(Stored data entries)
▬▬▬

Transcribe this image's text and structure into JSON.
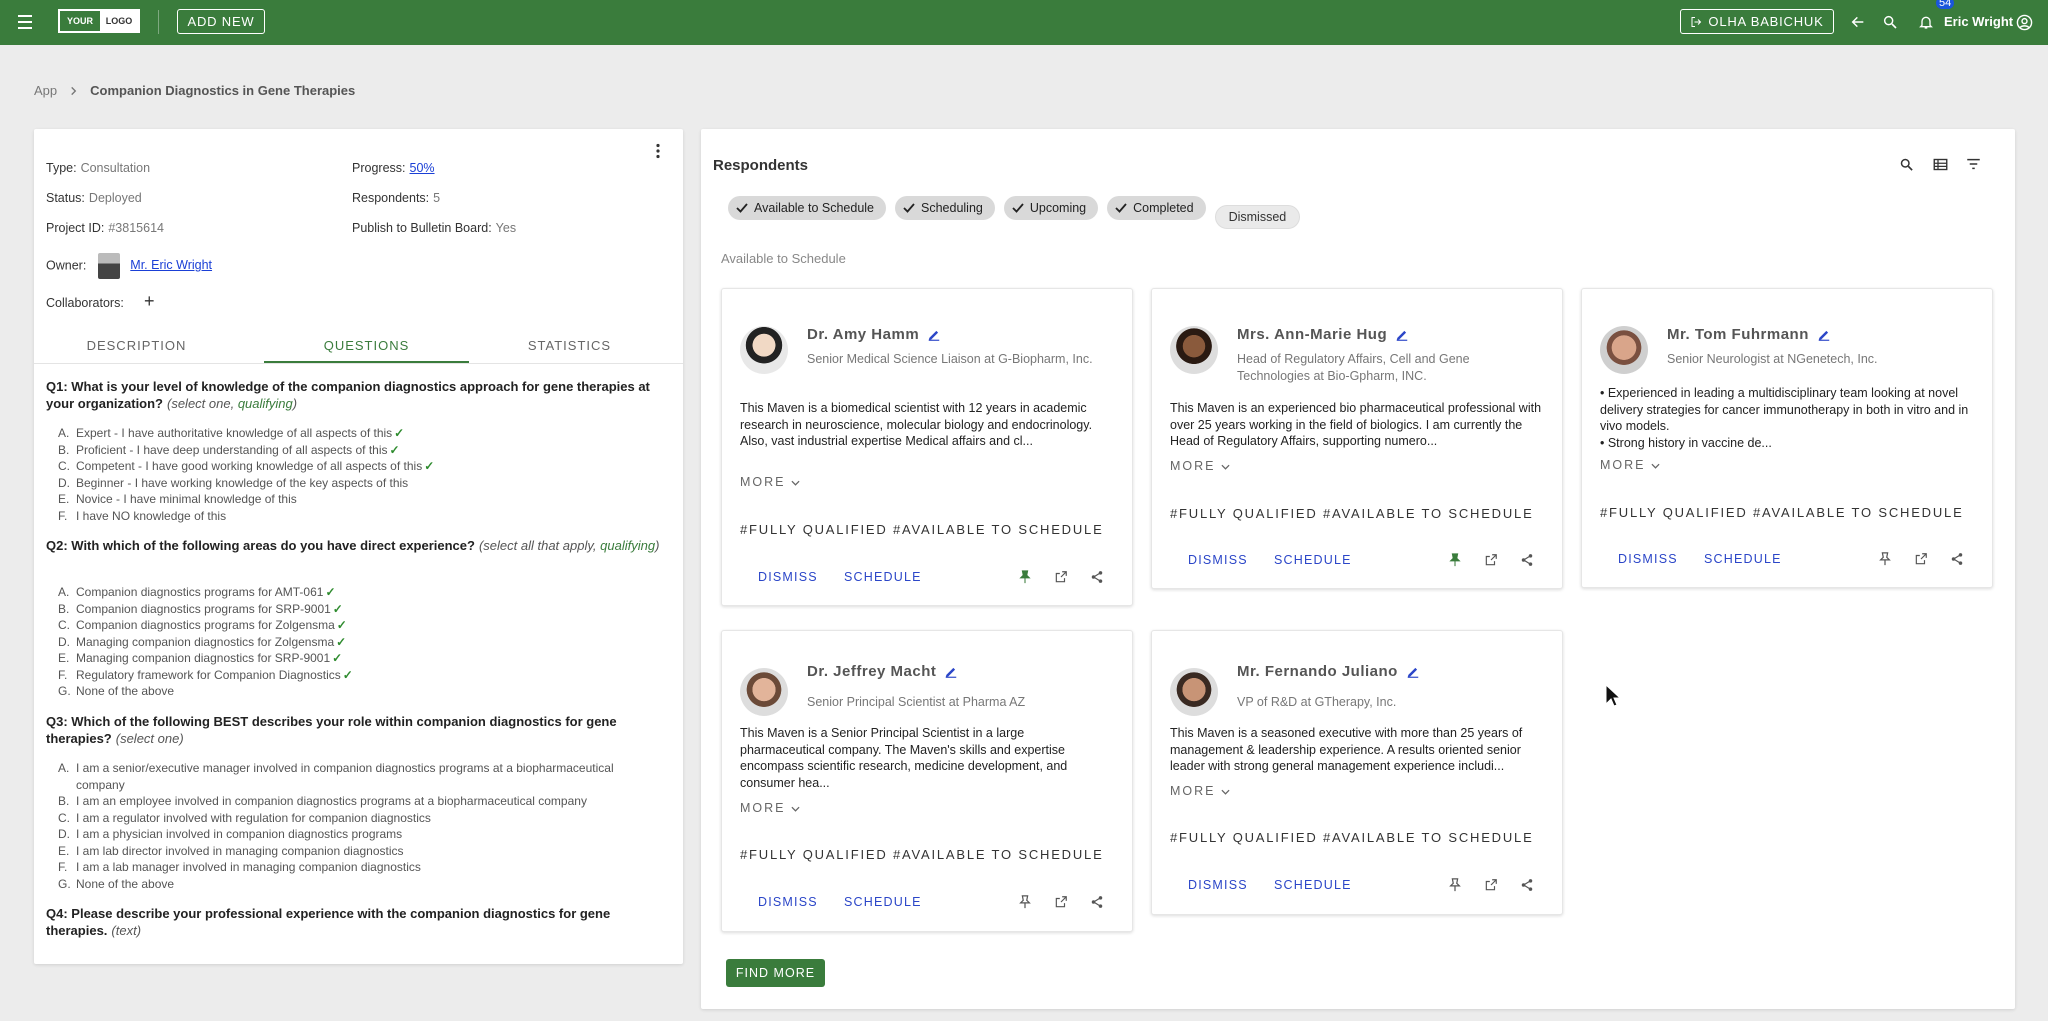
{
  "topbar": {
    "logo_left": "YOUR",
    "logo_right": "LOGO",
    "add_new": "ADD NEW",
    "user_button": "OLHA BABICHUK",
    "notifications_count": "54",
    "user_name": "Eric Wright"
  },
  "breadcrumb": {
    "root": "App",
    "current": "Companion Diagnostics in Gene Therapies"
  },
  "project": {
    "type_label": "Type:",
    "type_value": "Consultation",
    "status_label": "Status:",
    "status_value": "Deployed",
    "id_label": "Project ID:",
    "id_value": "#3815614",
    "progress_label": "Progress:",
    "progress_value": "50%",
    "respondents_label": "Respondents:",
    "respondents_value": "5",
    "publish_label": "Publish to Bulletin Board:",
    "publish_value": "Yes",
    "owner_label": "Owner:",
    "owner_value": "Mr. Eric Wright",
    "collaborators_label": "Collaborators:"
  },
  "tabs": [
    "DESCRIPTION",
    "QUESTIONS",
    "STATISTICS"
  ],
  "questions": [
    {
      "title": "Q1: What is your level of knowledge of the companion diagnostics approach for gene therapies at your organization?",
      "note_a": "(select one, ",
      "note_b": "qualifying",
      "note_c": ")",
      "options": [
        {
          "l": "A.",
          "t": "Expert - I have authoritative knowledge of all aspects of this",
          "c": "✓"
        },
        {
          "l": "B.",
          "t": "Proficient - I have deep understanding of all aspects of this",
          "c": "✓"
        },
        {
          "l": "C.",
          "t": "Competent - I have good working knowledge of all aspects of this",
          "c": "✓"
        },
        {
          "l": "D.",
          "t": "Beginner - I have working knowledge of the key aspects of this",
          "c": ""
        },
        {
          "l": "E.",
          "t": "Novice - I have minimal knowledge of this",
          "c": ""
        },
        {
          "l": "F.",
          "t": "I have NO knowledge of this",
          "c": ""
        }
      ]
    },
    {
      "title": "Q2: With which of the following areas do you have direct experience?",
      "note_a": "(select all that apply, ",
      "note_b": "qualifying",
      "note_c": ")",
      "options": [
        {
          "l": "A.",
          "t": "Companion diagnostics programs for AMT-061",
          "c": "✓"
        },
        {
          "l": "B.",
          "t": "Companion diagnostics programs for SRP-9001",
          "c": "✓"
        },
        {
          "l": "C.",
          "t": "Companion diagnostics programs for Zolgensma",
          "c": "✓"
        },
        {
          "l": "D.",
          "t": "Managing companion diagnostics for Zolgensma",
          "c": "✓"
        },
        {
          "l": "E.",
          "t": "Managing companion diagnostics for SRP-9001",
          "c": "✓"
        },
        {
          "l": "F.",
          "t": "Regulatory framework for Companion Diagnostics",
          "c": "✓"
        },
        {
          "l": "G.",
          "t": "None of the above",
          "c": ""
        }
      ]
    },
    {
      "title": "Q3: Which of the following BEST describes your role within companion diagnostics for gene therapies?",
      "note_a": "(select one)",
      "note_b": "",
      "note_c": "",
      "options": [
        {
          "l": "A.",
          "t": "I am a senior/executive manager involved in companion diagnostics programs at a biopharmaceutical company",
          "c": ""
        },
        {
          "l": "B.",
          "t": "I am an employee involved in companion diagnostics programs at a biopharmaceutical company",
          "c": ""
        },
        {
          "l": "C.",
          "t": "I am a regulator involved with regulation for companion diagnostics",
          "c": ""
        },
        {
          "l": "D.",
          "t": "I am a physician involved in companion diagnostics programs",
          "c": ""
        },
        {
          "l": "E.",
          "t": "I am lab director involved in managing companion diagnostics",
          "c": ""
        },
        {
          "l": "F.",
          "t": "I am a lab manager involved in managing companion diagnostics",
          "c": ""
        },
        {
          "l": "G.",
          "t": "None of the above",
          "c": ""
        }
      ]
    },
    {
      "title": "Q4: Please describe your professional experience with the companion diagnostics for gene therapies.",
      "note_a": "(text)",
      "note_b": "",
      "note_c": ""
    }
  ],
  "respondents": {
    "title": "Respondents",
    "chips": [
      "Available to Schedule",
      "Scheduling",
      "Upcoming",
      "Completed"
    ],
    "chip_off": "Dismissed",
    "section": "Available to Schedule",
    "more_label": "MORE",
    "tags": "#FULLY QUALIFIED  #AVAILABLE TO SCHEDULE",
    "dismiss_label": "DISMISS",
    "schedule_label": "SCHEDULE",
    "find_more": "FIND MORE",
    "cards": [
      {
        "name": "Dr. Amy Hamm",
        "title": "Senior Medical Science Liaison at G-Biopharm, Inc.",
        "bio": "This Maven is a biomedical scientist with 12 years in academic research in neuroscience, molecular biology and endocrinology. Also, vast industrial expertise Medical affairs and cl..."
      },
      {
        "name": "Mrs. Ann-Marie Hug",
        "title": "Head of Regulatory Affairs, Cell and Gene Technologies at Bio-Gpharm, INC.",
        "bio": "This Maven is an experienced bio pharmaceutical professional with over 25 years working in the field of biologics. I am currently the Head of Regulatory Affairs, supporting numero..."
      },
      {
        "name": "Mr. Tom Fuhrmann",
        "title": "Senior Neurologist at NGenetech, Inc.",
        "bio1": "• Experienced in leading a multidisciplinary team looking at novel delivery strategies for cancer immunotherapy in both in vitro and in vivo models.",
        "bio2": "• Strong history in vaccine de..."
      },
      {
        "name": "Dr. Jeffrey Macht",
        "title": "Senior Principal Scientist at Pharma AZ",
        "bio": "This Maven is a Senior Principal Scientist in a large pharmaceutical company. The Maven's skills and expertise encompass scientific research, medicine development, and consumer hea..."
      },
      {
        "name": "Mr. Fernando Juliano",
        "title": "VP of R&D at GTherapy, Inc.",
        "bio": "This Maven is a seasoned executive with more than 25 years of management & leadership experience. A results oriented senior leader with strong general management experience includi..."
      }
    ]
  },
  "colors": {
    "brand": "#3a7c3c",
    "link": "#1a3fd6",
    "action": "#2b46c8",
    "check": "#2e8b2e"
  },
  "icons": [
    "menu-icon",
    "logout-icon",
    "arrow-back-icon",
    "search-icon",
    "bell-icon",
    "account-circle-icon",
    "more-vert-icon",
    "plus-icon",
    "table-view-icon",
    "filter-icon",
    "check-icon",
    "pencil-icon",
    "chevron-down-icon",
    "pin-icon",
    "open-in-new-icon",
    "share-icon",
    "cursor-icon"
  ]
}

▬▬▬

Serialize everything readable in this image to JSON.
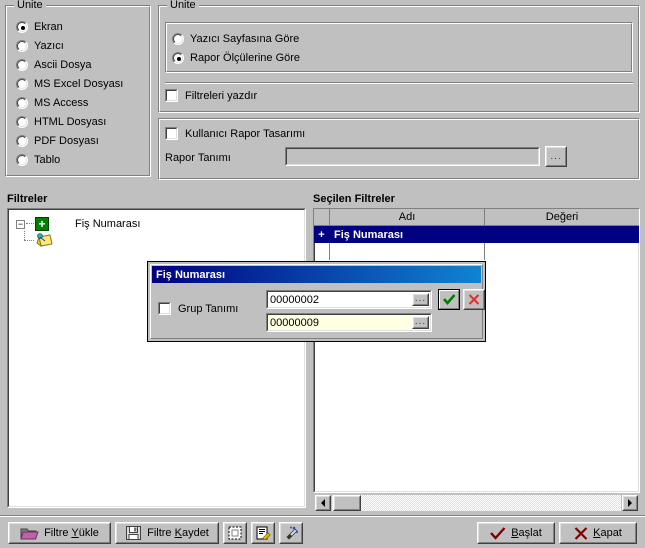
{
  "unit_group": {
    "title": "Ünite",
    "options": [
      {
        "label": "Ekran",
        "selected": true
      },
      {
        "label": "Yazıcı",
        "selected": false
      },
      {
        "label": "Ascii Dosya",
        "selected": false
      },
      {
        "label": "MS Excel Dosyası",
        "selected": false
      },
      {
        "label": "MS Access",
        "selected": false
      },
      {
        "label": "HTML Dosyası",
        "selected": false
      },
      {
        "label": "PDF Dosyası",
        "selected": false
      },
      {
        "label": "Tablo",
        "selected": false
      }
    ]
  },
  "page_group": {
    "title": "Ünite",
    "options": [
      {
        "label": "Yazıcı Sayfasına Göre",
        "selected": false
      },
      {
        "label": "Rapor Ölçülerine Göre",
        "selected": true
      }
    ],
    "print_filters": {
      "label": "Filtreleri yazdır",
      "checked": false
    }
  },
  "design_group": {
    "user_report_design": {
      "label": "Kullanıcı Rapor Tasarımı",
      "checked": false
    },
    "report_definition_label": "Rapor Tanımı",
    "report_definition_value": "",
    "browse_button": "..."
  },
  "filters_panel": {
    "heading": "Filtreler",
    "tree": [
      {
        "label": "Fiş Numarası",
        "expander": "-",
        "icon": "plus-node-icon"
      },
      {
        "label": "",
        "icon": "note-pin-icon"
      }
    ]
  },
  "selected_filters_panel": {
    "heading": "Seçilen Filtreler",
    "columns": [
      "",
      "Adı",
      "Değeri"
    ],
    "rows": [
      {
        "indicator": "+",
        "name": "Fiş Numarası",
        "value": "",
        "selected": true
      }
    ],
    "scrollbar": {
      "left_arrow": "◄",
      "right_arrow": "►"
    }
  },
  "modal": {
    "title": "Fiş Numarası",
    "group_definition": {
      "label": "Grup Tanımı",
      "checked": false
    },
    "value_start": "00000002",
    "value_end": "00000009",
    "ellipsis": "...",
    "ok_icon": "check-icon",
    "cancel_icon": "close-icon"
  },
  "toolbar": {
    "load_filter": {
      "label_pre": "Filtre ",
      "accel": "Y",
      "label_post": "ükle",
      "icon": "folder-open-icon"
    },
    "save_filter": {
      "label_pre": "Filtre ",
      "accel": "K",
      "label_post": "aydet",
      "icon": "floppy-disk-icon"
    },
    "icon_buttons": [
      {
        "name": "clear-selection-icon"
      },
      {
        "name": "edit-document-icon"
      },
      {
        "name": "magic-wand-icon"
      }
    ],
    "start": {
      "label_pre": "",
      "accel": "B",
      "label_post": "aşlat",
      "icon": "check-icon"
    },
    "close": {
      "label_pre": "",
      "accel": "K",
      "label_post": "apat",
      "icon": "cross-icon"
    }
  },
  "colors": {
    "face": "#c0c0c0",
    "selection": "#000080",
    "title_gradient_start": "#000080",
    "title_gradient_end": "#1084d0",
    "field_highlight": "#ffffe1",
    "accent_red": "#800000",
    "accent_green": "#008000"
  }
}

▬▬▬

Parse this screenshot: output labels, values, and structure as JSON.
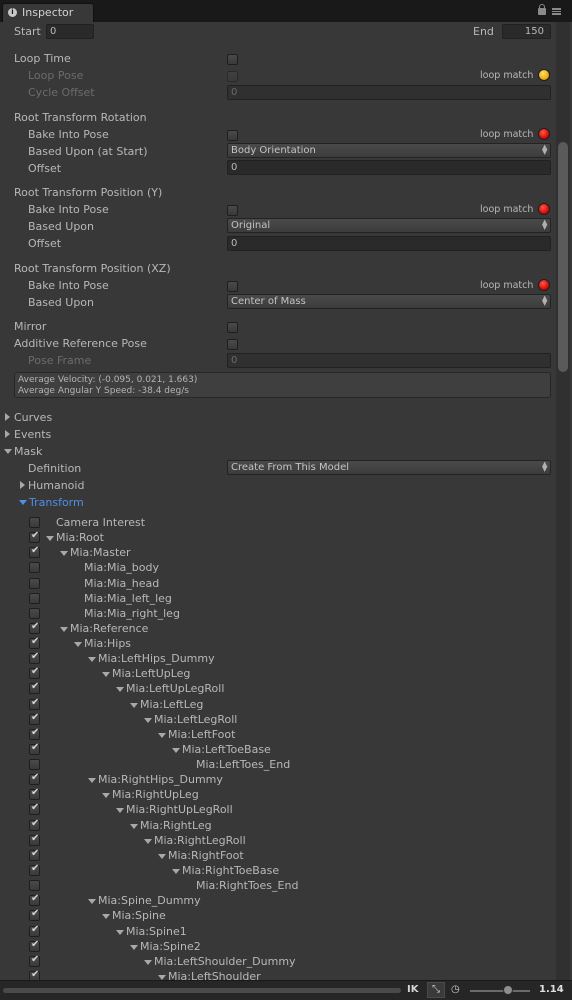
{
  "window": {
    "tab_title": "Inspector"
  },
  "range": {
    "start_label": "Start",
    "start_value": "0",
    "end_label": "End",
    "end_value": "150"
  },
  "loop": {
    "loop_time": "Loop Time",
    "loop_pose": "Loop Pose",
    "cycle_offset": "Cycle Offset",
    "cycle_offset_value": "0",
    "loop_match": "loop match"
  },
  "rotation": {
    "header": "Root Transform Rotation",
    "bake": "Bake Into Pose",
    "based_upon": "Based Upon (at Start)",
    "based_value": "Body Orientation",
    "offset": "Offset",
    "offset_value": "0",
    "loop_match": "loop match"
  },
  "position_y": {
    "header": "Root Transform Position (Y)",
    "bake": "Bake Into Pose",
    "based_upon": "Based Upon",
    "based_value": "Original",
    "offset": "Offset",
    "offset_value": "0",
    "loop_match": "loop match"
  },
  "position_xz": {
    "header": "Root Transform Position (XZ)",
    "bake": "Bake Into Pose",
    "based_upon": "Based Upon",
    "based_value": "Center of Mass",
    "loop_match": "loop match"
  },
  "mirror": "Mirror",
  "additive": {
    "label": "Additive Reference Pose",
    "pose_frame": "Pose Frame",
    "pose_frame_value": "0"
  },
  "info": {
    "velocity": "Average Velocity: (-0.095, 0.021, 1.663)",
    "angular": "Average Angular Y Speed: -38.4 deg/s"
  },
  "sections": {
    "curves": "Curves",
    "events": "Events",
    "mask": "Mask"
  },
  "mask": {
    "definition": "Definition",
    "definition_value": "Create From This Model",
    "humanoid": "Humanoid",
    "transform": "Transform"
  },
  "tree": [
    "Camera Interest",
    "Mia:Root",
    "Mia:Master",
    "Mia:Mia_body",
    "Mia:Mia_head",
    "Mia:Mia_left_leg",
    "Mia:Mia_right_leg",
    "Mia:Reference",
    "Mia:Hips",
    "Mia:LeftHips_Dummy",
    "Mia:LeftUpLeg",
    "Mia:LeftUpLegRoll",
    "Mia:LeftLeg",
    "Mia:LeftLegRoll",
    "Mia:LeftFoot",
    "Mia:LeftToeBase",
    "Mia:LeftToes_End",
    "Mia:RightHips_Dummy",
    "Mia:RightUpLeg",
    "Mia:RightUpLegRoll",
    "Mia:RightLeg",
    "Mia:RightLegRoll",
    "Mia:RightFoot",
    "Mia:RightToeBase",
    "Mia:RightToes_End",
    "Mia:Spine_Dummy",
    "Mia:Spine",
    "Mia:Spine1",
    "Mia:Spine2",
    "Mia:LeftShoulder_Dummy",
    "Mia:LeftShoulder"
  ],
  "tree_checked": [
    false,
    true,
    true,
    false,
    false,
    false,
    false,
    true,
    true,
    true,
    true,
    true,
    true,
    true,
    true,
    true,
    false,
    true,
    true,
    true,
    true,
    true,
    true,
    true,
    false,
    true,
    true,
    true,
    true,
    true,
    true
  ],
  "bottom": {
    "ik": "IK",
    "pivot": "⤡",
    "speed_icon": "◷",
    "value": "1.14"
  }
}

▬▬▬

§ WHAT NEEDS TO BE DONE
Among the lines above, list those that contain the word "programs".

§ OUTPUT OF THE TASK
          "t": "Companion diagnostics programs for AMT-061",
          "t": "Companion diagnostics programs for SRP-9001",
          "t": "Companion diagnostics programs for Zolgensma",
          "t": "I am a senior/executive manager involved in companion diagnostics programs at a biopharmaceutical company",
          "t": "I am an employee involved in companion diagnostics programs at a biopharmaceutical company",
          "t": "I am a physician involved in companion diagnostics programs",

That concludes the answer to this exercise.